Scientific citizenship ++ May improve science, if good practices are rewarded and bad ones penalized — Automation is not yet possible for data gathering, and is difficult for some citizenship practices
Has peer-review biases xx Financial incentives to peer reviewers ?? Could be extended to many scientists only for aspects that can be automated
PMR: quoting without permission:
Funding systems could reward good scientific citizenship practices, such as data sharing4, high-quality methods, careful study design and meticulous reporting of scientific work5. Openness to collaboration, non-selective publication of ‘negative’ findings, balanced discussion of limitations in articles and high-quality contributions to peer-review, mentoring, blogging or database curation could also be encouraged. Researchers might be rewarded for publishing reproducible data, protocols and algorithms. However, some citizenship practices are difficult to capture in automated databases, so would be subject to the disadvantages of peer assessment.
I am not sure “Scientific citizenship” is the best term – this is as much about multivariate indicators of value and esteem (i.e. going beyond the mindless “how many papers and how often cited”). It can be gamed (probably easier than citations). However it’s obviously something that must be pursued and rapidly but overlaps with several other approaches.
Projects with broad goals ++ Proposals are easy to write and review Formulating work can be flexible Permits targeted innovation — Does not eliminate project proposals Is vulnerable to favouritism Holds potential for exaggerated promises and claims xx NIH Director’s Pioneer Awards Howard Hughes Medical Institute ?? Few elite scientists

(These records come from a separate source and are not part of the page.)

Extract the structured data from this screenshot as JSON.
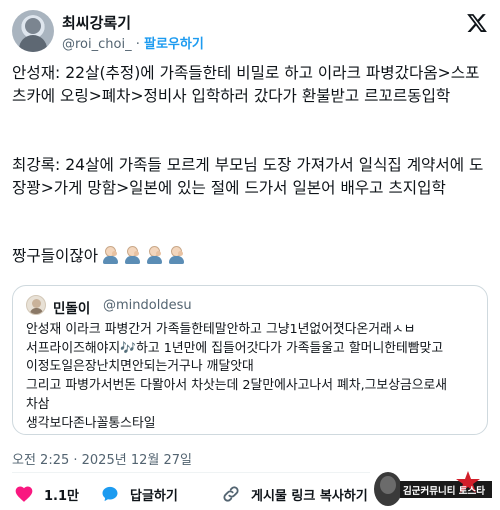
{
  "user": {
    "display_name": "최씨강록기",
    "handle": "@roi_choi_",
    "separator": "·",
    "follow_label": "팔로우하기"
  },
  "tweet": {
    "para1": "안성재: 22살(추정)에 가족들한테 비밀로 하고 이라크 파병갔다옴>스포츠카에 오링>폐차>정비사 입학하러 갔다가 환불받고 르꼬르동입학",
    "para2": "최강록: 24살에 가족들 모르게 부모님 도장 가져가서 일식집 계약서에 도장꽝>가게 망함>일본에 있는 절에 드가서 일본어 배우고 츠지입학",
    "para3": "짱구들이잖아",
    "emoji_name": "person-facepalming-emoji",
    "emoji_count": 4
  },
  "quote": {
    "display_name": "민돌이",
    "handle": "@mindoldesu",
    "lines": [
      "안성재 이라크 파병간거 가족들한테말안하고 그냥1년없어졋다온거래ㅅㅂ",
      "서프라이즈해야지🎶하고 1년만에 집들어갓다가 가족들울고 할머니한테빰맞고",
      "이정도일은장난치면안되는거구나 깨달앗대",
      "그리고 파병가서번돈 다뫌아서 차삿는데 2달만에사고나서 폐차,그보상금으로새",
      "차삼",
      "생각보다존나꼴통스타일"
    ]
  },
  "timestamp": "오전 2:25 · 2025년 12월 27일",
  "actions": {
    "like_count": "1.1만",
    "reply_label": "답글하기",
    "share_label": "게시물 링크 복사하기"
  },
  "watermark": {
    "text": "김군커뮤니티 토스타"
  },
  "colors": {
    "link": "#1d9bf0",
    "like": "#f91880",
    "secondary_text": "#536471",
    "border": "#cfd9de"
  }
}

PMR: I think there are two axes here – breadth / freedom, and patronage. I’ve had patronage and it can be extremely valuable (though often not meritocratic). Patronage often devolves to selected institutions, e.g. in the eScience program Cambridge was awarded a Centre. This allowed people in Cambridge to apply selectively for funds and I happened to be in a position to get 6 PDRA years fairly easily. Similarly there are often targeted programs designed around a group of institutions – if you happen to be in them it’s much easier to get funding. Perhaps the most specific was the Cambridge-MIT Institute (http://www.cmi.cam.ac.uk ) which “helped develop DSpace – a groundbreaking future-proof digital archive” (their words, not mine). I didn’t directly get funding but it helped to get JISC funding. And in eScience there were several projects where I could become a Co-I – eMinerals, materialsGrid.
But my biggest patron was Unilever and to them I am very grateful. They provide(d) infrastructure, project funding and a lot of freedom. Patronage is not egalitarian, can be abused, and can be misdirected. Similarly I regard Microsoft as a having elements of a patron. The long association through eScience makes it much easier to agree new mutually beneficial projects.

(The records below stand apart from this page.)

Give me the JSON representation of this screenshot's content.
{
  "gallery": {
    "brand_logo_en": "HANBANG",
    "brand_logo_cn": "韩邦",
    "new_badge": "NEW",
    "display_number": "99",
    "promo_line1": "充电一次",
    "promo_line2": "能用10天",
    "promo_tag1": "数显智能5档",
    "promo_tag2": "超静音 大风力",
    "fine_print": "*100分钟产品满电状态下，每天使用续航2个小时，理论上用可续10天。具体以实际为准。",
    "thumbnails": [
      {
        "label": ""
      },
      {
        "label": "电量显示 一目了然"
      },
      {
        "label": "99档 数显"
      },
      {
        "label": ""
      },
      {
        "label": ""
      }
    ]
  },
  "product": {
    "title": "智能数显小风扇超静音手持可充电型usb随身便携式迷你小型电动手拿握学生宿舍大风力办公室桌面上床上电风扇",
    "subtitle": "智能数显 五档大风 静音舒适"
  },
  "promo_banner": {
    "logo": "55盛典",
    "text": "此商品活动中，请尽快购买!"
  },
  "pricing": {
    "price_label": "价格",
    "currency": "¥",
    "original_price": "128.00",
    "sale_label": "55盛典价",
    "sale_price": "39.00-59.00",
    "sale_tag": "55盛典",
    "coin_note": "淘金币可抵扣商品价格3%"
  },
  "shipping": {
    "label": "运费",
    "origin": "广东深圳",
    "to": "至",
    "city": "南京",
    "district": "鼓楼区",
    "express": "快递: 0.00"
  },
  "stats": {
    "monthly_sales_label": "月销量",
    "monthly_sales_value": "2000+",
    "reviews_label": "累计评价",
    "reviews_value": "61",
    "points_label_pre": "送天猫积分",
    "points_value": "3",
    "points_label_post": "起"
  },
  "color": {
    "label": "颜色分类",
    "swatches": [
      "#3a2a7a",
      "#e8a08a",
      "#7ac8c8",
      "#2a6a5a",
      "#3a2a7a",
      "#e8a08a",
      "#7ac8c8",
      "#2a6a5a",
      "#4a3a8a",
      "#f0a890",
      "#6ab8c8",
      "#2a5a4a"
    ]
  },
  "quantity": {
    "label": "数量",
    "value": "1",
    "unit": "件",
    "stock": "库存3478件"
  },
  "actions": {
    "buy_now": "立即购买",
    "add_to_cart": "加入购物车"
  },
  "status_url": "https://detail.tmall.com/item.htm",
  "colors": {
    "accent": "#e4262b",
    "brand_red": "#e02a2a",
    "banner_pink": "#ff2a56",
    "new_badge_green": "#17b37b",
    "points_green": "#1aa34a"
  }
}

There are other models. I think cooperatives/collaborations (e.g. Mat Todd’s Open Drug Discovery and Open Source Drug Discovery in India) are valuable new models and can mix public and private funding. And while not everyone can receive money, there is greater opportunity for spreading the net and reaching out to citizen science. Similarly some of the funding that the OKF receives allows for considerable freedom and I applaud this – even more because this clearly supports a common good rather than fostering a single person’s career. It’s probably peripheral to mainstream research but it’s often still research.